Naive, innocent start-ups can be exploited like lambs to the slaughter by so-called business consultants, warns Robert Craven.
Jack and Jill (names changed to protect the innocent) took their redundancy packages and set aside the sum of £100,000 to start their 'baby' which we'll call NewCo.
Having attended various workshops and seminars the pair felt equipped to"follow their dream". They employed the services of a marketing consultant, a market research bureau and a web designer who all made the right kind of noises and felt/claimed/projected (or rather, led the client to believe) that the project could be hugely successful and sold for several million pounds after a couple of years. (On which planet did they live?)
On launch literally nothing happened. No-one noticed the launch. No-one really visited the site and no-one bought anything. It was at this point, with £70,000 already spent with the consultants, that I was called in to try and make some sense of the mess they had got themselves into.
The stark truth was that all the service providers had seen the project as a licence to print money. No-one had spoken honestly and frankly about whether the business idea actually stacked up and no-one put their hands up to say that they thought that the clients might be wasting their money. The consultants simply took the money.
And what could Jack and Jill (novices in the field of buying consultancy services and novices at creating sustainable business models) have done differently?
They did need external, expert advice and they did need external support but our intrepid pair quite simply didn't know what they didn’t know so how were they supposed to make sense of the proposals and promises of the various consultants?
It would appear that they were stupendously unlucky in their choice of fundamentally irresponsible advisers. At the same time J and J just lapped up the overly-ambitious and totally unrealistic projections being put out.
From the consultants' points-of-view, they would all argue that they were simply following their clients' directions. However, none of the consultants had a vested interest in the success of the project. They just delivered what was asked of them. Proficient? Yes. Professional? No.
First and foremost, it is the responsibility of the professional adviser to work in the best interests, the very best interests of the client. End of. That is what you get paid for. To do anything else is unethical and immoral.

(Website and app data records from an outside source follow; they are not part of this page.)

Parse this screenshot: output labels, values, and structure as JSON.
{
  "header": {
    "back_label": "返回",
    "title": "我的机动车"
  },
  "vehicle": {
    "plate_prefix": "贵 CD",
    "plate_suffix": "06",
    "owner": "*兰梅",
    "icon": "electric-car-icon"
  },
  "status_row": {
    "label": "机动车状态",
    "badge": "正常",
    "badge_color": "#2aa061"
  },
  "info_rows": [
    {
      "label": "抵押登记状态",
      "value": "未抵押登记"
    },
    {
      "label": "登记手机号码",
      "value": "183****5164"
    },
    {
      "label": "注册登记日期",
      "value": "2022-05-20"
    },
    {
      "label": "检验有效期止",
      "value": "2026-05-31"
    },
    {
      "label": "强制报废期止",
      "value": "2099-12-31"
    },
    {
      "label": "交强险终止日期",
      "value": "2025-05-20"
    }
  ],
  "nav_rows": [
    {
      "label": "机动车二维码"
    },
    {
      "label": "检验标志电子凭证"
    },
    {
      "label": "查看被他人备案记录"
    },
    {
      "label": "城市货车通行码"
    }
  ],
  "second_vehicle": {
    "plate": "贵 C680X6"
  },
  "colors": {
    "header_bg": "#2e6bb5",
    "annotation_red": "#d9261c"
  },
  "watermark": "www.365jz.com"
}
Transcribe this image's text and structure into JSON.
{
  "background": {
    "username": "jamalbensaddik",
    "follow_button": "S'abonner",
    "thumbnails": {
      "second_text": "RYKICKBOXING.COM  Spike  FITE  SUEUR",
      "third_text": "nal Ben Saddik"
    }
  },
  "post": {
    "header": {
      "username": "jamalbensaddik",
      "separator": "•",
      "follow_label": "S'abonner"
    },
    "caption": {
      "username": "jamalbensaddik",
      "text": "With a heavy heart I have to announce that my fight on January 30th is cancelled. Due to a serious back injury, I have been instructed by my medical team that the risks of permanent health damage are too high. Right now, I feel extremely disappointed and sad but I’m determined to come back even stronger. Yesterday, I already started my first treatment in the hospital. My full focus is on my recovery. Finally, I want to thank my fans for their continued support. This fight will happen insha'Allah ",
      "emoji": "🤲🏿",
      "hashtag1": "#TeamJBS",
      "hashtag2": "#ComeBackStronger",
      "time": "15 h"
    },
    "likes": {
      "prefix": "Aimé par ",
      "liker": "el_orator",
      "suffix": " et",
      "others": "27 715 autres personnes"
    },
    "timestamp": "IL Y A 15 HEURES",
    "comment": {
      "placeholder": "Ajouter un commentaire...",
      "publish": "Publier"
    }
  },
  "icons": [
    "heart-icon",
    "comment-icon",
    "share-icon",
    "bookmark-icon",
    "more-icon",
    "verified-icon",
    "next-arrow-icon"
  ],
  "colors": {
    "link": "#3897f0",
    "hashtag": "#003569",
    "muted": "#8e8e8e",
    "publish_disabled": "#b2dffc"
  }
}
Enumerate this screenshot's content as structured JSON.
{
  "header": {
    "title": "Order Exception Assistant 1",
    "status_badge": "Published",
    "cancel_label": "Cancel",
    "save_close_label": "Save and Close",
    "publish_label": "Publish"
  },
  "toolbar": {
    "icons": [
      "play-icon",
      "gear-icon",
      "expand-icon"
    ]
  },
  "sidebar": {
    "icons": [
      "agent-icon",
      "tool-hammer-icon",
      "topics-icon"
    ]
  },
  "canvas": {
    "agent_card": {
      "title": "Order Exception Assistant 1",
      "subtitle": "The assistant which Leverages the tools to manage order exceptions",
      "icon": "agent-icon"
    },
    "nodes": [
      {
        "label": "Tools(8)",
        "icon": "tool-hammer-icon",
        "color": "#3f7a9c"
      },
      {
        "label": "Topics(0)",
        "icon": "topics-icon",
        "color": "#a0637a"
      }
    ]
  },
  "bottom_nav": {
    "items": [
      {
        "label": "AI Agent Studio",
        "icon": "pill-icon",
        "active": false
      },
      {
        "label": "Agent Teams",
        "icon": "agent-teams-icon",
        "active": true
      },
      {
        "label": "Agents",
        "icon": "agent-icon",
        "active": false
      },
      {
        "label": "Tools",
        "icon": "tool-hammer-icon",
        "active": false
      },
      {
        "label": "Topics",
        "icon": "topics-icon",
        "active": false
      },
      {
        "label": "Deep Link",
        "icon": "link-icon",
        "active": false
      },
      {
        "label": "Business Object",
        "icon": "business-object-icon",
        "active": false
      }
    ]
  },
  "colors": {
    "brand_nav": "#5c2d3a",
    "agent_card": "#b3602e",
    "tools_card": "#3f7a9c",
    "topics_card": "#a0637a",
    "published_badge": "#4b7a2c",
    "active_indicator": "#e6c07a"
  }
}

It doesn't matter what type of professional service firm you are (accountant, doctor, dentist, solicitor, architect, start-up adviser, web designer, market researcher, homeopath), your first duty is to help your clients. That is what you are trusted to do.
I am afraid J and J were shafted.
Buying in any unregulated market is incredibly risky. The consultants concerned were a disgrace to their various professions and fields. Their behaviour was unforgivable and yet they seem to have got away with it (this time!). They have lined their own pockets at the clients' expense. They have put the entire consulting/advising community to shame and damaged the prospects of their colleagues to do good work. Shame on them.
Next time J and J will be more cautious and will take references to make sure that they are working with providers who will work for them.
In the meantime, I am afraid it's 'buyer beware!'
Have you had a similar experience with consultants? Post your comments below.
Robert Craven shows managing directors and business owners how to grow their sales and profits and focuses on how to do this in recessionary times. He is a keynote speaker and the author of business best-seller 'Kick-Start Your Business' (foreword by Sir Richard Branson). His new book 'Grow Your Service Firm' is out now! He also runs The Directors' Centre, helping growing businesses to grow.